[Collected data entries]
*****

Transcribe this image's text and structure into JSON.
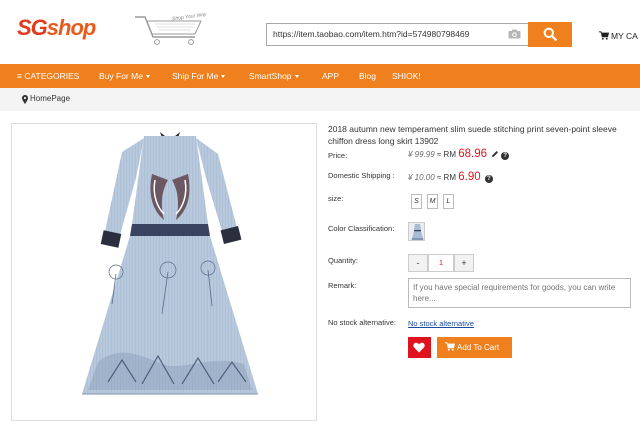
{
  "brand": {
    "logo_mark": "SG",
    "logo_word": "shop",
    "cart_tagline": "Shop Your Way"
  },
  "search": {
    "value": "https://item.taobao.com/item.htm?id=574980798469"
  },
  "header": {
    "cart_label": "MY CA"
  },
  "nav": {
    "items": [
      {
        "label": "≡ CATEGORIES"
      },
      {
        "label": "Buy For Me"
      },
      {
        "label": "Ship For Me"
      },
      {
        "label": "SmartShop"
      },
      {
        "label": "APP"
      },
      {
        "label": "Blog"
      },
      {
        "label": "SHIOK!"
      }
    ]
  },
  "breadcrumb": {
    "home": "HomePage"
  },
  "product": {
    "title": "2018 autumn new temperament slim suede stitching print seven-point sleeve chiffon dress long skirt 13902",
    "price_label": "Price:",
    "price_cny": "¥ 99.99",
    "price_approx": "≈ RM",
    "price_rm": "68.96",
    "shipping_label": "Domestic Shipping :",
    "shipping_cny": "¥ 10.00",
    "shipping_approx": "≈ RM",
    "shipping_rm": "6.90",
    "size_label": "size:",
    "sizes": [
      "S",
      "M",
      "L"
    ],
    "color_label": "Color Classification:",
    "quantity_label": "Quantity:",
    "qty_minus": "-",
    "quantity": "1",
    "qty_plus": "+",
    "remark_label": "Remark:",
    "remark_placeholder": "If you have special requirements for goods, you can write here...",
    "nostock_label": "No stock alternative:",
    "nostock_link": "No stock alternative",
    "add_to_cart": "Add To Cart",
    "help_glyph": "?"
  },
  "colors": {
    "accent": "#f0801e",
    "price_red": "#e0141e",
    "link_blue": "#1a4b9c"
  },
  "icons": [
    "camera-icon",
    "search-icon",
    "cart-icon",
    "map-marker-icon",
    "pencil-icon",
    "question-icon",
    "heart-icon"
  ]
}
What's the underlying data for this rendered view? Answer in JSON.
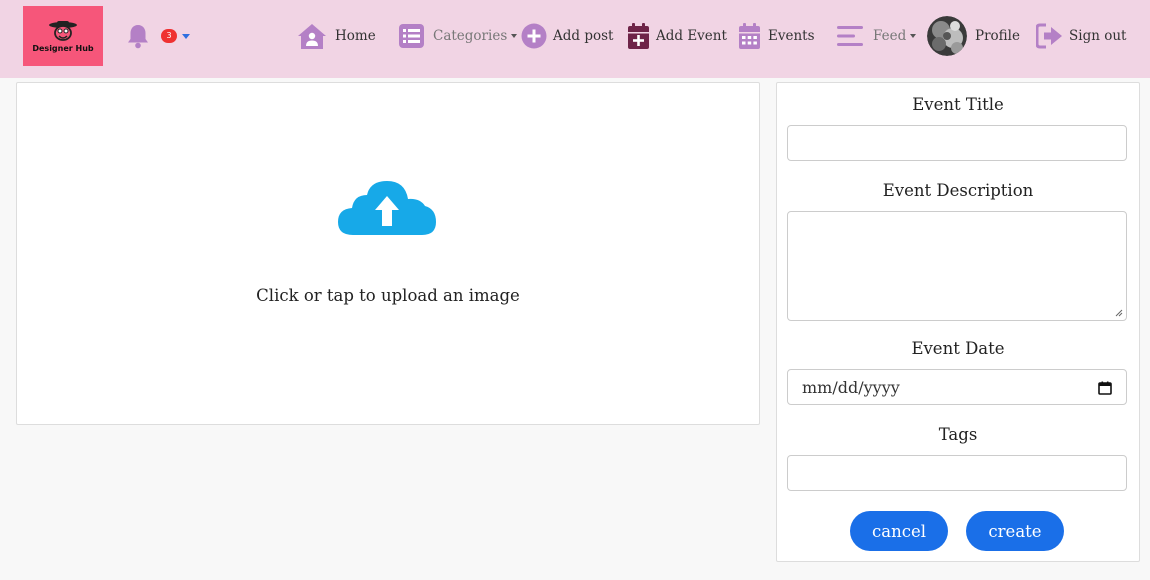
{
  "app": {
    "logo_text": "Designer Hub",
    "notification_count": "3"
  },
  "nav": {
    "home": "Home",
    "categories": "Categories",
    "add_post": "Add post",
    "add_event": "Add Event",
    "events": "Events",
    "feed": "Feed",
    "profile": "Profile",
    "sign_out": "Sign out"
  },
  "upload": {
    "prompt": "Click or tap to upload an image"
  },
  "form": {
    "title_label": "Event Title",
    "title_value": "",
    "description_label": "Event Description",
    "description_value": "",
    "date_label": "Event Date",
    "date_placeholder": "mm/dd/yyyy",
    "tags_label": "Tags",
    "tags_value": "",
    "cancel_label": "cancel",
    "create_label": "create"
  },
  "colors": {
    "navbar_bg": "#f1d4e4",
    "logo_bg": "#f6567a",
    "nav_icon_purple": "#b480c6",
    "add_event_icon": "#6e2448",
    "upload_cloud": "#17a9e8",
    "primary_button": "#1a6fe8",
    "badge": "#ef3131"
  },
  "icons": {
    "bell": "bell-icon",
    "home": "home-user-icon",
    "categories": "list-icon",
    "add_post": "plus-circle-icon",
    "add_event": "calendar-plus-icon",
    "events": "calendar-icon",
    "feed": "menu-lines-icon",
    "sign_out": "sign-out-icon",
    "upload": "cloud-upload-icon",
    "date": "calendar-small-icon"
  }
}
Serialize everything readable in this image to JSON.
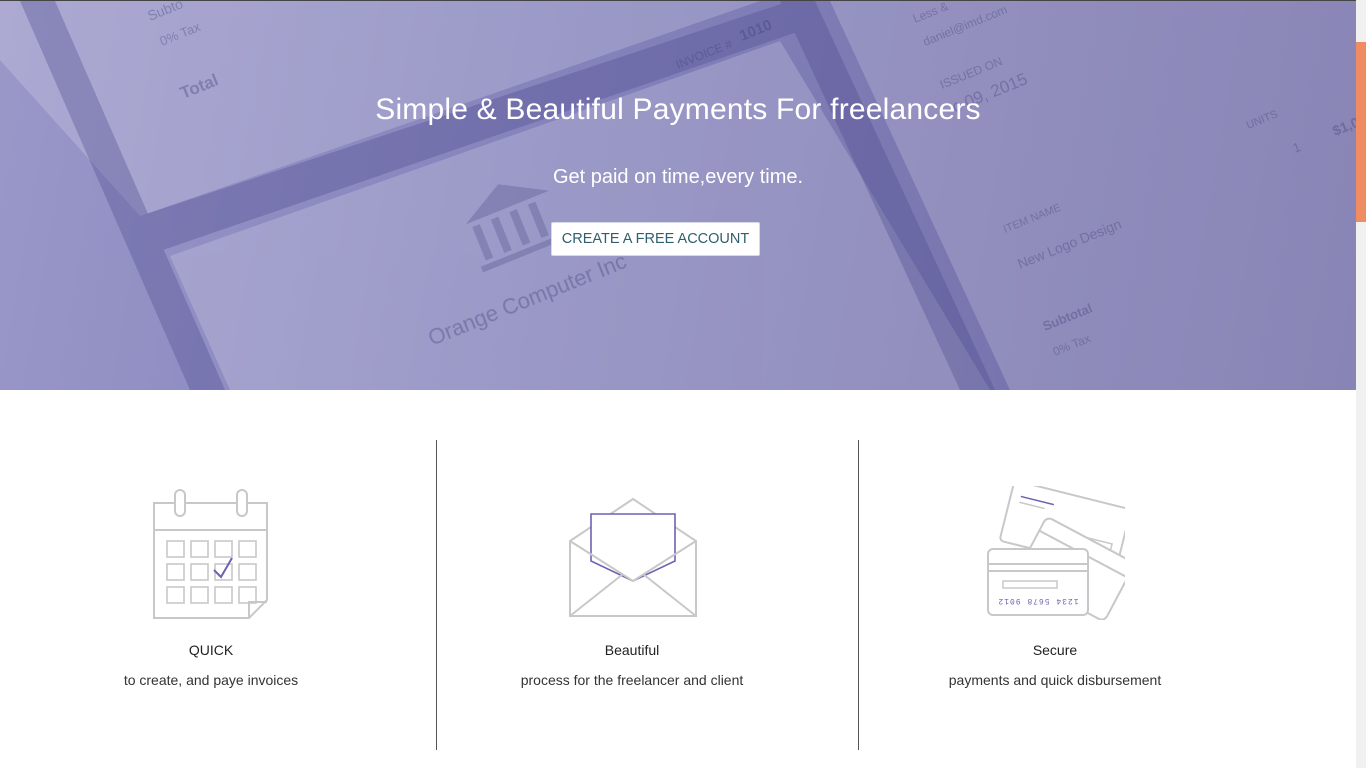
{
  "hero": {
    "title": "Simple & Beautiful Payments For freelancers",
    "subtitle": "Get paid on time,every time.",
    "cta_label": "CREATE A FREE ACCOUNT",
    "background_text": {
      "total": "Total",
      "subtotal_top": "Subto",
      "tax_top": "0% Tax",
      "invoice_label": "INVOICE #",
      "invoice_number": "1010",
      "issued_on": "ISSUED ON",
      "issued_date": "c 09, 2015",
      "email": "daniel@imd.com",
      "email_label": "Less &",
      "units_label": "UNITS",
      "units_value": "1",
      "amount": "$1,0",
      "item_name_label": "ITEM NAME",
      "item_name": "New Logo Design",
      "company": "Orange Computer Inc",
      "subtotal": "Subtotal",
      "tax": "0% Tax"
    }
  },
  "features": [
    {
      "icon": "calendar-check-icon",
      "title": "QUICK",
      "description": "to create, and paye invoices"
    },
    {
      "icon": "envelope-letter-icon",
      "title": "Beautiful",
      "description": "process for the freelancer and client"
    },
    {
      "icon": "credit-cards-icon",
      "title": "Secure",
      "description": "payments and quick disbursement",
      "card_number": "1234 5678 9012"
    }
  ],
  "colors": {
    "hero_start": "#9a97c9",
    "hero_end": "#6f6aa6",
    "accent_purple": "#6c63b0",
    "scroll_thumb": "#f08c63",
    "icon_gray": "#c8c8c8"
  }
}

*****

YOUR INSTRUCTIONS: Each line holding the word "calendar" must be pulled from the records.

OUTPUT OF THE EXERCISE:
    "add_event": "calendar-plus-icon",
    "events": "calendar-icon",
    "date": "calendar-small-icon"
      "icon": "calendar-check-icon",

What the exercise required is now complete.